BusinessDesk reliably understands Mach will seek a 30 day delay to the vote scheduled at today’s meeting of Solid Energy creditors, allowing time to undertake due diligence and make an alternative offer to the one put together by the voluntary administrators, Korda Mentha, and the Solid Energy board.

It is understood the Mach bid would offer employees and trade creditors the same certainty of full payment as the Korda Mentha plan and would seek to buy out bank and non-trade creditors immediately, rather than offering a payment at the end of Korda Mentha’s proposed 2 1/2-year asset realisation programme.

Little is known about Mach, which was registered with the Australian Securities and Investment Commission in October last year. Its website is under construction and publicly available ASIC records give no clue to its ownership, although its backers are understood to be Asian investors looking for opportunities in the coal sector created by the global slump in coal prices that have forced Solid Energy into administration for break-up.

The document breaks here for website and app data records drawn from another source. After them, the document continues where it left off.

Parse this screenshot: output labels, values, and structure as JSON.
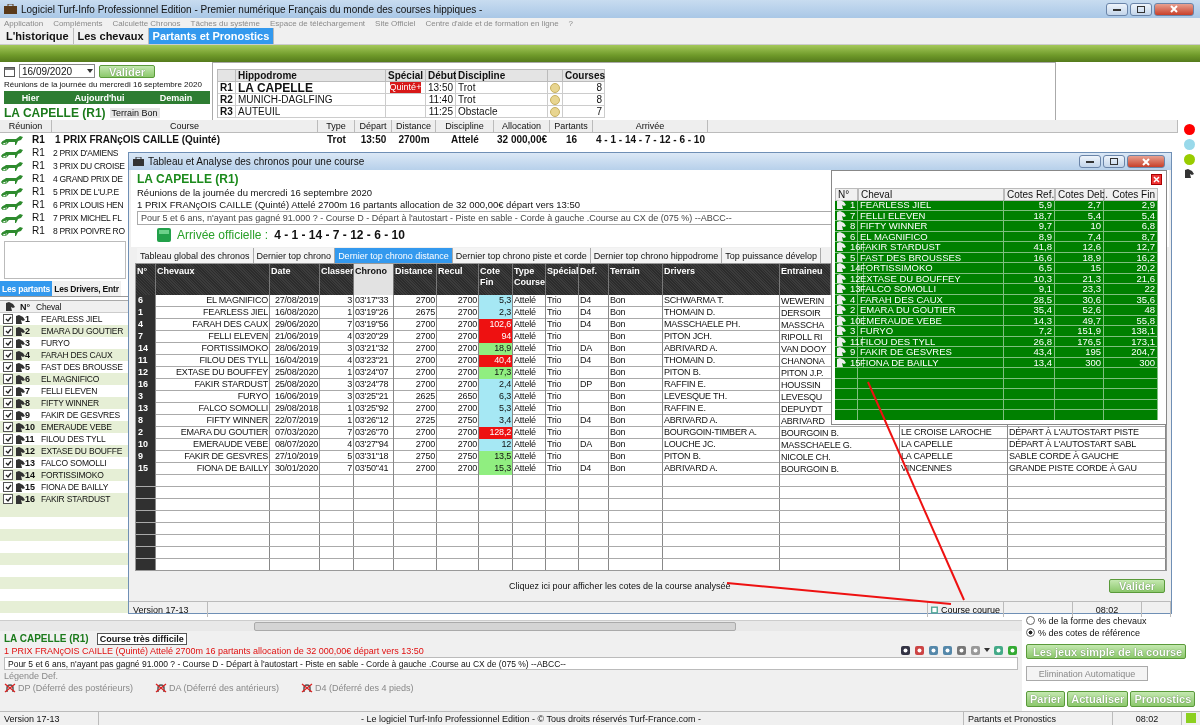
{
  "window": {
    "title": "Logiciel Turf-Info Professionnel Edition - Premier numérique Français du monde des courses hippiques -"
  },
  "menu": [
    "Application",
    "Compléments",
    "Calculette Chronos",
    "Tâches du système",
    "Espace de téléchargement",
    "Site Officiel",
    "Centre d'aide et de formation en ligne",
    "?"
  ],
  "tabs": [
    {
      "label": "L'historique",
      "selected": false
    },
    {
      "label": "Les chevaux",
      "selected": false
    },
    {
      "label": "Partants et Pronostics",
      "selected": true
    }
  ],
  "date_panel": {
    "date": "16/09/2020",
    "validate": "Valider",
    "caption": "Réunions de la journée du mercredi 16 septembre 2020",
    "nav": [
      "Hier",
      "Aujourd'hui",
      "Demain"
    ],
    "meeting": "LA CAPELLE (R1)",
    "terrain": "Terrain Bon"
  },
  "meetings": {
    "columns": [
      "Hippodrome",
      "Spécial",
      "Début",
      "Discipline",
      "Courses"
    ],
    "rows": [
      {
        "code": "R1",
        "name": "LA CAPELLE",
        "special": "Quinté+",
        "start": "13:50",
        "discipline": "Trot",
        "courses": "8",
        "selected": true
      },
      {
        "code": "R2",
        "name": "MUNICH-DAGLFING",
        "start": "11:40",
        "discipline": "Trot",
        "courses": "8",
        "selected": false
      },
      {
        "code": "R3",
        "name": "AUTEUIL",
        "start": "11:25",
        "discipline": "Obstacle",
        "courses": "7",
        "selected": false
      }
    ]
  },
  "races": {
    "columns": [
      "Réunion",
      "Course",
      "Type",
      "Départ",
      "Distance",
      "Discipline",
      "Allocation",
      "Partants",
      "Arrivée"
    ],
    "rows": [
      {
        "reunion": "R1",
        "course": "1 PRIX FRANçOIS CAILLE (Quinté)",
        "type": "Trot",
        "start": "13:50",
        "distance": "2700m",
        "discipline": "Attelé",
        "allocation": "32 000,00€",
        "runners": "16",
        "arrival": "4 - 1 - 14 - 7 - 12 - 6 - 10",
        "selected": true
      },
      {
        "reunion": "R1",
        "course": "2 PRIX D'AMIENS",
        "selected": false
      },
      {
        "reunion": "R1",
        "course": "3 PRIX DU CROISE",
        "selected": false
      },
      {
        "reunion": "R1",
        "course": "4 GRAND PRIX DE",
        "selected": false
      },
      {
        "reunion": "R1",
        "course": "5 PRIX DE L'U.P.E",
        "selected": false
      },
      {
        "reunion": "R1",
        "course": "6 PRIX LOUIS HEN",
        "selected": false
      },
      {
        "reunion": "R1",
        "course": "7 PRIX MICHEL FL",
        "selected": false
      },
      {
        "reunion": "R1",
        "course": "8 PRIX POIVRE RO",
        "selected": false
      }
    ]
  },
  "status_dots": [
    {
      "color": "#ff0000"
    },
    {
      "color": "#99d9ea"
    },
    {
      "color": "#99cc00"
    }
  ],
  "runners_panel": {
    "tabs": [
      {
        "label": "Les partants",
        "selected": true
      },
      {
        "label": "Les Drivers, Entr",
        "selected": false
      }
    ],
    "columns": [
      "N°",
      "Cheval"
    ],
    "rows": [
      {
        "number": "1",
        "name": "FEARLESS JIEL",
        "checked": true
      },
      {
        "number": "2",
        "name": "EMARA DU GOUTIER",
        "checked": true
      },
      {
        "number": "3",
        "name": "FURYO",
        "checked": true
      },
      {
        "number": "4",
        "name": "FARAH DES CAUX",
        "checked": true
      },
      {
        "number": "5",
        "name": "FAST DES BROUSSE",
        "checked": true
      },
      {
        "number": "6",
        "name": "EL MAGNIFICO",
        "checked": true
      },
      {
        "number": "7",
        "name": "FELLI ELEVEN",
        "checked": true
      },
      {
        "number": "8",
        "name": "FIFTY WINNER",
        "checked": true
      },
      {
        "number": "9",
        "name": "FAKIR DE GESVRES",
        "checked": true
      },
      {
        "number": "10",
        "name": "EMERAUDE VEBE",
        "checked": true
      },
      {
        "number": "11",
        "name": "FILOU DES TYLL",
        "checked": true
      },
      {
        "number": "12",
        "name": "EXTASE DU BOUFFE",
        "checked": true
      },
      {
        "number": "13",
        "name": "FALCO SOMOLLI",
        "checked": true
      },
      {
        "number": "14",
        "name": "FORTISSIMOKO",
        "checked": true
      },
      {
        "number": "15",
        "name": "FIONA DE BAILLY",
        "checked": true
      },
      {
        "number": "16",
        "name": "FAKIR STARDUST",
        "checked": true
      }
    ]
  },
  "modal": {
    "title": "Tableau et Analyse des chronos pour une course",
    "meeting": "LA CAPELLE (R1)",
    "caption": "Réunions de la journée du mercredi 16 septembre 2020",
    "race": "1 PRIX FRANçOIS CAILLE (Quinté) Attelé 2700m 16 partants allocation de 32 000,00€ départ vers 13:50",
    "conditions": "Pour 5 et 6 ans, n'ayant pas gagné 91.000 ? - Course D - Départ à l'autostart - Piste en sable - Corde à gauche .Course au CX de (075 %)  --ABCC--",
    "arrival_label": "Arrivée officielle :",
    "arrival": "4 - 1 - 14 - 7 - 12 - 6 - 10",
    "tabs": [
      {
        "label": "Tableau global des chronos",
        "selected": false
      },
      {
        "label": "Dernier top chrono",
        "selected": false
      },
      {
        "label": "Dernier top chrono distance",
        "selected": true
      },
      {
        "label": "Dernier top chrono piste et corde",
        "selected": false
      },
      {
        "label": "Dernier top chrono hippodrome",
        "selected": false
      },
      {
        "label": "Top puissance dévelop",
        "selected": false
      }
    ],
    "table": {
      "columns": [
        {
          "label": "N°",
          "sorted": false
        },
        {
          "label": "Chevaux",
          "sorted": false
        },
        {
          "label": "Date",
          "sorted": false
        },
        {
          "label": "Classer",
          "sorted": false
        },
        {
          "label": "Chrono",
          "sorted": true
        },
        {
          "label": "Distance",
          "sorted": false
        },
        {
          "label": "Recul",
          "sorted": false
        },
        {
          "label": "Cote Fin",
          "sorted": false
        },
        {
          "label": "Type Course",
          "sorted": false
        },
        {
          "label": "Spécial",
          "sorted": false
        },
        {
          "label": "Def.",
          "sorted": false
        },
        {
          "label": "Terrain",
          "sorted": false
        },
        {
          "label": "Drivers",
          "sorted": false
        },
        {
          "label": "Entraineu",
          "sorted": false
        }
      ],
      "rows": [
        {
          "n": "6",
          "horse": "EL MAGNIFICO",
          "date": "27/08/2019",
          "rank": "3",
          "chrono": "03'17\"33",
          "distance": "2700",
          "recul": "2700",
          "odds": "5,3",
          "color": "#a6e8f4",
          "type": "Attelé",
          "special": "Trio",
          "def": "D4",
          "terrain": "Bon",
          "driver": "SCHWARMA T.",
          "trainer": "WEWERIN"
        },
        {
          "n": "1",
          "horse": "FEARLESS JIEL",
          "date": "16/08/2020",
          "rank": "1",
          "chrono": "03'19\"26",
          "distance": "2675",
          "recul": "2700",
          "odds": "2,3",
          "color": "#a6e8f4",
          "type": "Attelé",
          "special": "Trio",
          "def": "D4",
          "terrain": "Bon",
          "driver": "THOMAIN D.",
          "trainer": "DERSOIR"
        },
        {
          "n": "4",
          "horse": "FARAH DES CAUX",
          "date": "29/06/2020",
          "rank": "7",
          "chrono": "03'19\"56",
          "distance": "2700",
          "recul": "2700",
          "odds": "102,6",
          "color": "#ee1111",
          "type": "Attelé",
          "special": "Trio",
          "def": "D4",
          "terrain": "Bon",
          "driver": "MASSCHAELE PH.",
          "trainer": "MASSCHA"
        },
        {
          "n": "7",
          "horse": "FELLI ELEVEN",
          "date": "21/06/2019",
          "rank": "4",
          "chrono": "03'20\"29",
          "distance": "2700",
          "recul": "2700",
          "odds": "94",
          "color": "#ee1111",
          "type": "Attelé",
          "special": "Trio",
          "terrain": "Bon",
          "driver": "PITON JCH.",
          "trainer": "RIPOLL RI"
        },
        {
          "n": "14",
          "horse": "FORTISSIMOKO",
          "date": "28/06/2019",
          "rank": "3",
          "chrono": "03'21\"32",
          "distance": "2700",
          "recul": "2700",
          "odds": "18,9",
          "color": "#90ee80",
          "type": "Attelé",
          "special": "Trio",
          "def": "DA",
          "terrain": "Bon",
          "driver": "ABRIVARD A.",
          "trainer": "VAN DOOY"
        },
        {
          "n": "11",
          "horse": "FILOU DES TYLL",
          "date": "16/04/2019",
          "rank": "4",
          "chrono": "03'23\"21",
          "distance": "2700",
          "recul": "2700",
          "odds": "40,4",
          "color": "#ee1111",
          "type": "Attelé",
          "special": "Trio",
          "def": "D4",
          "terrain": "Bon",
          "driver": "THOMAIN D.",
          "trainer": "CHANONA"
        },
        {
          "n": "12",
          "horse": "EXTASE DU BOUFFEY",
          "date": "25/08/2020",
          "rank": "1",
          "chrono": "03'24\"07",
          "distance": "2700",
          "recul": "2700",
          "odds": "17,3",
          "color": "#90ee80",
          "type": "Attelé",
          "special": "Trio",
          "terrain": "Bon",
          "driver": "PITON B.",
          "trainer": "PITON J.P."
        },
        {
          "n": "16",
          "horse": "FAKIR STARDUST",
          "date": "25/08/2020",
          "rank": "3",
          "chrono": "03'24\"78",
          "distance": "2700",
          "recul": "2700",
          "odds": "2,4",
          "color": "#a6e8f4",
          "type": "Attelé",
          "special": "Trio",
          "def": "DP",
          "terrain": "Bon",
          "driver": "RAFFIN E.",
          "trainer": "HOUSSIN"
        },
        {
          "n": "3",
          "horse": "FURYO",
          "date": "16/06/2019",
          "rank": "3",
          "chrono": "03'25\"21",
          "distance": "2625",
          "recul": "2650",
          "odds": "6,3",
          "color": "#a6e8f4",
          "type": "Attelé",
          "special": "Trio",
          "terrain": "Bon",
          "driver": "LEVESQUE TH.",
          "trainer": "LEVESQU"
        },
        {
          "n": "13",
          "horse": "FALCO SOMOLLI",
          "date": "29/08/2018",
          "rank": "1",
          "chrono": "03'25\"92",
          "distance": "2700",
          "recul": "2700",
          "odds": "5,3",
          "color": "#a6e8f4",
          "type": "Attelé",
          "special": "Trio",
          "terrain": "Bon",
          "driver": "RAFFIN E.",
          "trainer": "DEPUYDT"
        },
        {
          "n": "8",
          "horse": "FIFTY WINNER",
          "date": "22/07/2019",
          "rank": "1",
          "chrono": "03'26\"12",
          "distance": "2725",
          "recul": "2750",
          "odds": "3,4",
          "color": "#a6e8f4",
          "type": "Attelé",
          "special": "Trio",
          "def": "D4",
          "terrain": "Bon",
          "driver": "ABRIVARD A.",
          "trainer": "ABRIVARD"
        },
        {
          "n": "2",
          "horse": "EMARA DU GOUTIER",
          "date": "07/03/2020",
          "rank": "7",
          "chrono": "03'26\"70",
          "distance": "2700",
          "recul": "2700",
          "odds": "128,2",
          "color": "#ee1111",
          "type": "Attelé",
          "special": "Trio",
          "terrain": "Bon",
          "driver": "BOURGOIN-TIMBER A.",
          "trainer": "BOURGOIN B.",
          "column_15": "LE CROISE LAROCHE",
          "column_16": "DÉPART À L'AUTOSTART PISTE"
        },
        {
          "n": "10",
          "horse": "EMERAUDE VEBE",
          "date": "08/07/2020",
          "rank": "4",
          "chrono": "03'27\"94",
          "distance": "2700",
          "recul": "2700",
          "odds": "12",
          "color": "#a6e8f4",
          "type": "Attelé",
          "special": "Trio",
          "def": "DA",
          "terrain": "Bon",
          "driver": "LOUCHE JC.",
          "trainer": "MASSCHAELE G.",
          "column_15": "LA CAPELLE",
          "column_16": "DÉPART À L'AUTOSTART SABL"
        },
        {
          "n": "9",
          "horse": "FAKIR DE GESVRES",
          "date": "27/10/2019",
          "rank": "5",
          "chrono": "03'31\"18",
          "distance": "2750",
          "recul": "2750",
          "odds": "13,5",
          "color": "#90ee80",
          "type": "Attelé",
          "special": "Trio",
          "terrain": "Bon",
          "driver": "PITON B.",
          "trainer": "NICOLE CH.",
          "column_15": "LA CAPELLE",
          "column_16": "SABLE CORDE À GAUCHE"
        },
        {
          "n": "15",
          "horse": "FIONA DE BAILLY",
          "date": "30/01/2020",
          "rank": "7",
          "chrono": "03'50\"41",
          "distance": "2700",
          "recul": "2700",
          "odds": "15,3",
          "color": "#90ee80",
          "type": "Attelé",
          "special": "Trio",
          "def": "D4",
          "terrain": "Bon",
          "driver": "ABRIVARD A.",
          "trainer": "BOURGOIN B.",
          "column_15": "VINCENNES",
          "column_16": "GRANDE PISTE CORDE À GAU"
        }
      ]
    },
    "odds_panel": {
      "columns": [
        "N°",
        "Cheval",
        "Cotes Ref.",
        "Cotes Deb.",
        "Cotes Fin"
      ],
      "rows": [
        {
          "n": "1",
          "horse": "FEARLESS JIEL",
          "ref": "5,9",
          "deb": "2,7",
          "fin": "2,9"
        },
        {
          "n": "7",
          "horse": "FELLI ELEVEN",
          "ref": "18,7",
          "deb": "5,4",
          "fin": "5,4"
        },
        {
          "n": "8",
          "horse": "FIFTY WINNER",
          "ref": "9,7",
          "deb": "10",
          "fin": "6,8"
        },
        {
          "n": "6",
          "horse": "EL MAGNIFICO",
          "ref": "8,9",
          "deb": "7,4",
          "fin": "8,7"
        },
        {
          "n": "16",
          "horse": "FAKIR STARDUST",
          "ref": "41,8",
          "deb": "12,6",
          "fin": "12,7"
        },
        {
          "n": "5",
          "horse": "FAST DES BROUSSES",
          "ref": "16,6",
          "deb": "18,9",
          "fin": "16,2"
        },
        {
          "n": "14",
          "horse": "FORTISSIMOKO",
          "ref": "6,5",
          "deb": "15",
          "fin": "20,2"
        },
        {
          "n": "12",
          "horse": "EXTASE DU BOUFFEY",
          "ref": "10,3",
          "deb": "21,3",
          "fin": "21,6"
        },
        {
          "n": "13",
          "horse": "FALCO SOMOLLI",
          "ref": "9,1",
          "deb": "23,3",
          "fin": "22"
        },
        {
          "n": "4",
          "horse": "FARAH DES CAUX",
          "ref": "28,5",
          "deb": "30,6",
          "fin": "35,6"
        },
        {
          "n": "2",
          "horse": "EMARA DU GOUTIER",
          "ref": "35,4",
          "deb": "52,6",
          "fin": "48"
        },
        {
          "n": "10",
          "horse": "EMERAUDE VEBE",
          "ref": "14,3",
          "deb": "49,7",
          "fin": "55,8"
        },
        {
          "n": "3",
          "horse": "FURYO",
          "ref": "7,2",
          "deb": "151,9",
          "fin": "138,1"
        },
        {
          "n": "11",
          "horse": "FILOU DES TYLL",
          "ref": "26,8",
          "deb": "176,5",
          "fin": "173,1"
        },
        {
          "n": "9",
          "horse": "FAKIR DE GESVRES",
          "ref": "43,4",
          "deb": "195",
          "fin": "204,7"
        },
        {
          "n": "15",
          "horse": "FIONA DE BAILLY",
          "ref": "13,4",
          "deb": "300",
          "fin": "300"
        }
      ]
    },
    "hint": "Cliquez ici pour afficher les cotes de la course analysée",
    "validate": "Valider",
    "status": {
      "version": "Version 17-13",
      "button": "Course courue",
      "time": "08:02"
    }
  },
  "bottom": {
    "meeting": "LA CAPELLE (R1)",
    "difficulty": "Course très difficile",
    "race": "1 PRIX FRANçOIS CAILLE (Quinté) Attelé 2700m 16 partants allocation de 32 000,00€ départ vers 13:50",
    "conditions": "Pour 5 et 6 ans, n'ayant pas gagné 91.000 ? - Course D - Départ à l'autostart - Piste en sable - Corde à gauche .Course au CX de (075 %)  --ABCC--",
    "legend_title": "Légende Def.",
    "legend": [
      "DP (Déferré des postérieurs)",
      "DA (Déferré des antérieurs)",
      "D4 (Déferré des 4 pieds)"
    ]
  },
  "options": [
    {
      "label": "% de la forme des chevaux",
      "selected": false
    },
    {
      "label": "% des cotes de référence",
      "selected": true
    }
  ],
  "side_buttons": [
    "Les jeux simple de la course",
    "Elimination Automatique"
  ],
  "action_buttons": [
    "Parier",
    "Actualiser",
    "Pronostics"
  ],
  "status_bar": {
    "version": "Version 17-13",
    "copyright": "- Le logiciel Turf-Info Professionnel Edition - © Tous droits réservés Turf-France.com -",
    "section": "Partants et Pronostics",
    "time": "08:02"
  }
}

Korda Mentha’s proposed Deed of Company Arrangement was unveiled on Sept. 10. At that time it had the support of a wide range of banks, local authorities and creditors including KiwiRail and Fonterra, based on its potential to return between 35 cents and 40 cents in the dollar following an orderly asset realisation process, for which the banks would extend a two and a half year moratorium on debt repayments.

The Mach proposal’s capacity to match or better that deal is not known and would depend on the outcome of due diligence. However, by offering cash up-front, it might be expected to be offered at a discount to the Korda Mentha proposal, which warned that immediate liquidation of the insolvent coal miner would likely yield just 15 cents to 20 cents in the dollar.

The watershed meeting is scheduled to start at 11.30am.

(BusinessDesk)